I have a table consisting of three date fields formatted YYYY-MM-DD HH-MM-SS: in , out and near . If there is in, there must also be out , and both may or may not be accompanied by near ; near can exist on its own. It is not possible that all three are
NULL ; for example:
in_time out_time near_time 2019-10-02 10:46:31 2019-10-02 12:34:43 2019-10-02 09:51:57 NULL NULL 2019-10-02 11:51:08 2019-10-02 12:02:40 2019-10-02 12:08:56 NULL
And I need to convert it into a table that for daily intervals of half an hour counts the number of in , out and near ; such that:
interval qt_in qt_out qt_near 2019-10-02 08:30:00 1 0 2 2019-10-02 09:00:00 1 1 5 2019-10-02 09:30:00 2 0 3
That is, I need to know the number of entries, departures and approaches for each day in half-hour sections; It is possible that there are records in any section, be it [00:00 – 00:30], [12:00 – 12:30] or [23:30 – 24:00].
Start of the edition:
Right now I have this:
SELECT from_unixtime((unix_timestamp(in_time) DIV (60 * 30)) * (30 * 60)) AS interval_in, sum(CASE WHEN in_time IS NOT NULL THEN 1 ELSE 0 END) AS qt_in FROM count_config_module.ap_summary GROUP BY interval_in ORDER BY interval_in ;
Analogous queries for out and near return the results I expect for each date field, but now I would need to put it all together in the same table with a common time interval field coming from … any of them? Of all? None?
There are many more nears than in and out , although sometimes there are in and out without near , so it is quite possible that absolutely all the necessary intervals for in and out are already present in near .
With this I get the common range of intervals I want:
SELECT DISTINCT from_unixtime((unix_timestamp(in_time) DIV (60 * 30)) * (30 * 60)) AS interval_all FROM count_config_module.ap_summary UNION SELECT DISTINCT from_unixtime((unix_timestamp(out_time) DIV (60 * 30)) * (30 * 60)) FROM count_config_module.ap_summary UNION SELECT DISTINCT from_unixtime((unix_timestamp(near_time) DIV (60 * 30)) * (30 * 60)) FROM count_config_module.ap_summary ;
However, I see no way to take advantage of it …
End of edition.
Thanks in advance.
The solution could be the following:

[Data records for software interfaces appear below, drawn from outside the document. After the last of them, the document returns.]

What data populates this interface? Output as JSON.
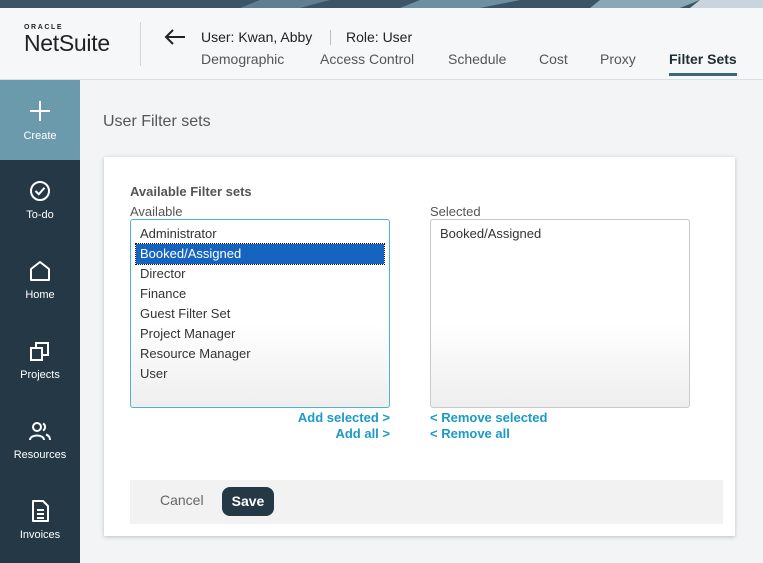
{
  "brand": {
    "oracle": "ORACLE",
    "netsuite": "NetSuite"
  },
  "header": {
    "user": "User: Kwan, Abby",
    "role": "Role: User",
    "tabs": [
      {
        "label": "Demographic"
      },
      {
        "label": "Access Control"
      },
      {
        "label": "Schedule"
      },
      {
        "label": "Cost"
      },
      {
        "label": "Proxy"
      },
      {
        "label": "Filter Sets",
        "active": true
      }
    ]
  },
  "sidebar": {
    "items": [
      {
        "label": "Create",
        "icon": "plus-icon"
      },
      {
        "label": "To-do",
        "icon": "check-circle-icon"
      },
      {
        "label": "Home",
        "icon": "home-icon"
      },
      {
        "label": "Projects",
        "icon": "projects-icon"
      },
      {
        "label": "Resources",
        "icon": "users-icon"
      },
      {
        "label": "Invoices",
        "icon": "invoice-icon"
      }
    ]
  },
  "main": {
    "title": "User Filter sets",
    "section_title": "Available Filter sets",
    "available_label": "Available",
    "selected_label": "Selected",
    "available": [
      "Administrator",
      "Booked/Assigned",
      "Director",
      "Finance",
      "Guest Filter Set",
      "Project Manager",
      "Resource Manager",
      "User"
    ],
    "highlighted_available": "Booked/Assigned",
    "selected": [
      "Booked/Assigned"
    ],
    "add_selected": "Add selected >",
    "add_all": "Add all >",
    "remove_selected": "< Remove selected",
    "remove_all": "< Remove all",
    "cancel": "Cancel",
    "save": "Save"
  },
  "colors": {
    "sidebar": "#243846",
    "create_active": "#6c9aad",
    "link": "#1a9bc7",
    "highlight": "#1565c0",
    "tab_underline": "#36677d"
  }
}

-- Buscamos los campos que están entre los rangos de fecha SELECT interval_bajo intervalo, SUM( CASE WHEN in_time BETWEEN interval_bajo AND interval_alto THEN 1 ELSE 0 END ) in_time, SUM( CASE WHEN out_time BETWEEN interval_bajo AND interval_alto THEN 1 ELSE 0 END ) out_time, SUM( CASE WHEN near_time BETWEEN interval_bajo AND interval_alto THEN 1 ELSE 0 END ) near_time FROM ( SELECT DISTINCT FROM_UNIXTIME(interval_all) interval_bajo, FROM_UNIXTIME(interval_all + (60 * 30) - 1) interval_alto FROM ( SELECT DISTINCT (UNIX_TIMESTAMP(in_time) DIV (60 * 30)) * (60 * 30) AS interval_all FROM ap_summary UNION SELECT DISTINCT (UNIX_TIMESTAMP(out_time) DIV (60 * 30)) * (60 * 30) FROM ap_summary UNION SELECT DISTINCT (UNIX_TIMESTAMP(near_time) DIV (60 * 30)) * (60 * 30) FROM ap_summary ) tabla_intermedia WHERE interval_all IS NOT NULL ) ap_summary_temp INNER JOIN ap_summary GROUP BY interval_bajo
I'm based on a subquery like the one you created, but without converting to a date, called
ap_summary_temp . In it then I get the non-repeated dates (they could be repeated between fields) while I calculate the date and time of the beginning of the range and the end.
Finally, I review all the records in the
ap_summary_temp table, comparing each one with each record in the previous subquery, to add
1 (as you did in your example) if each field is within the range.
The query can probably be optimized considerably, but at least it works without overcomplicating your code.
You can test the result online at this link .
The result for your input data would be:
intervalo in_time out_time near_time 2019-10-02 09:30:00 0 0 1 2019-10-02 10:30:00 1 0 0 2019-10-02 11:30:00 0 0 1 2019-10-02 12:00:00 1 1 0 2019-10-02 12:30:00 0 1 0